PROBLEM >> Set down each entry exactly as given; pictures should not appear in the copy.

ENTRIES SHOWN >>
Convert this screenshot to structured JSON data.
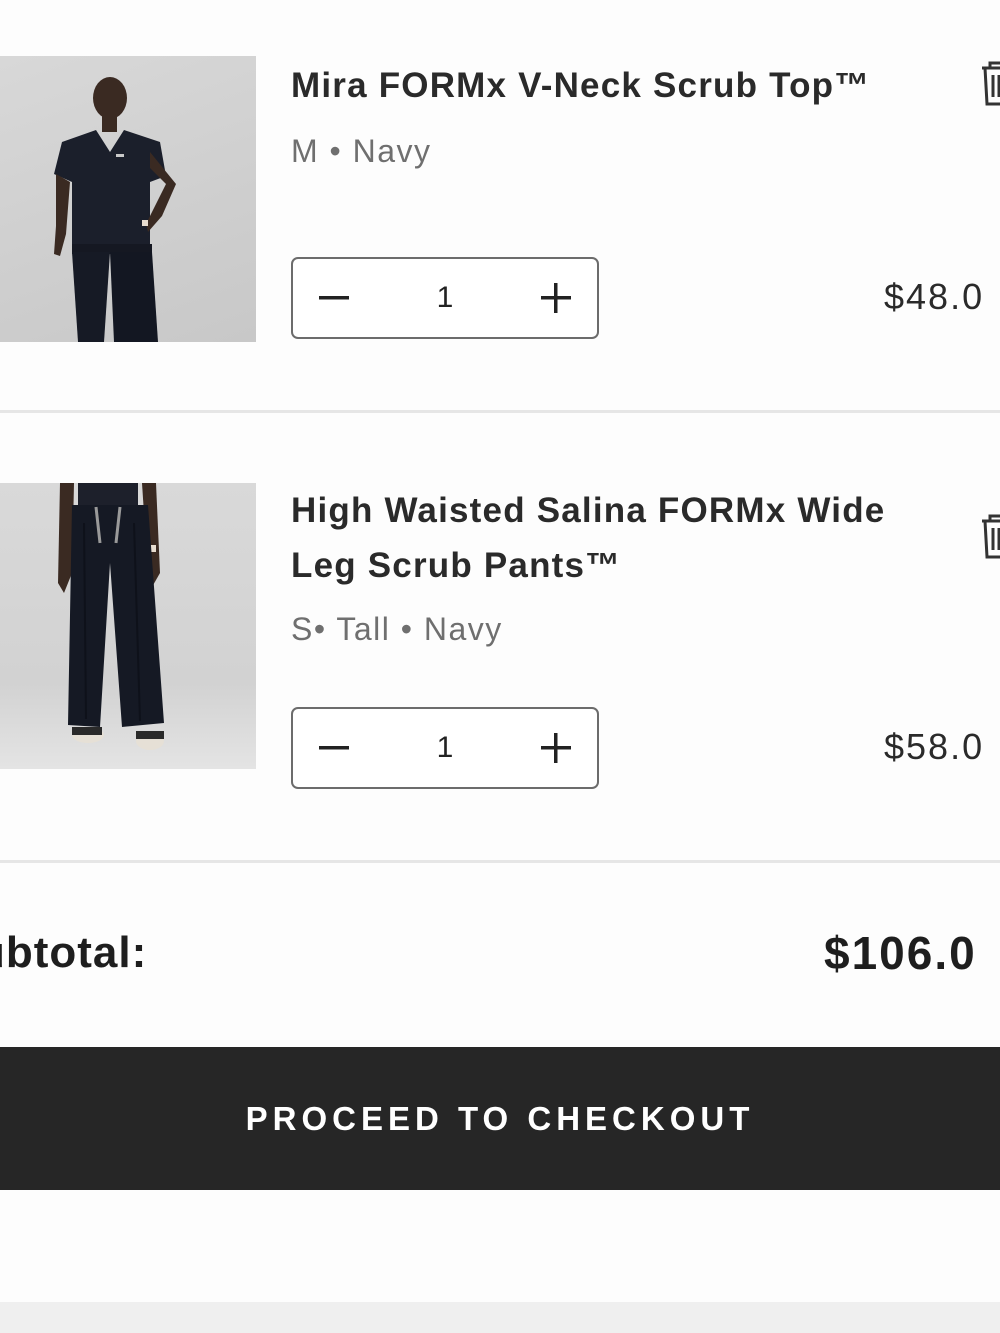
{
  "cart": {
    "items": [
      {
        "name": "Mira FORMx V-Neck Scrub Top™",
        "variant": "M • Navy",
        "quantity": "1",
        "price": "$48.0",
        "image_icon": "product-photo-scrub-top"
      },
      {
        "name": "High Waisted Salina FORMx Wide Leg Scrub Pants™",
        "variant": "S• Tall • Navy",
        "quantity": "1",
        "price": "$58.0",
        "image_icon": "product-photo-scrub-pants"
      }
    ],
    "subtotal_label": "ubtotal:",
    "subtotal_value": "$106.0",
    "checkout_label": "PROCEED TO CHECKOUT"
  },
  "colors": {
    "checkout_bg": "#262626",
    "checkout_text": "#ffffff",
    "muted_text": "#6f6f6f",
    "divider": "#e6e6e6",
    "navy_garment": "#1b1f2b"
  },
  "icons": {
    "remove": "trash-icon",
    "decrease": "minus-icon",
    "increase": "plus-icon"
  }
}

EXERCISE RESULT >>
Convert this screenshot to structured JSON data.
{
  "cart": {
    "items": [
      {
        "name": "Mira FORMx V-Neck Scrub Top™",
        "variant": "M • Navy",
        "quantity": "1",
        "price": "$48.0",
        "image_icon": "product-photo-scrub-top"
      },
      {
        "name": "High Waisted Salina FORMx Wide Leg Scrub Pants™",
        "variant": "S• Tall • Navy",
        "quantity": "1",
        "price": "$58.0",
        "image_icon": "product-photo-scrub-pants"
      }
    ],
    "subtotal_label": "ubtotal:",
    "subtotal_value": "$106.0",
    "checkout_label": "PROCEED TO CHECKOUT"
  },
  "colors": {
    "checkout_bg": "#262626",
    "checkout_text": "#ffffff",
    "muted_text": "#6f6f6f",
    "divider": "#e6e6e6",
    "navy_garment": "#1b1f2b"
  },
  "icons": {
    "remove": "trash-icon",
    "decrease": "minus-icon",
    "increase": "plus-icon"
  }
}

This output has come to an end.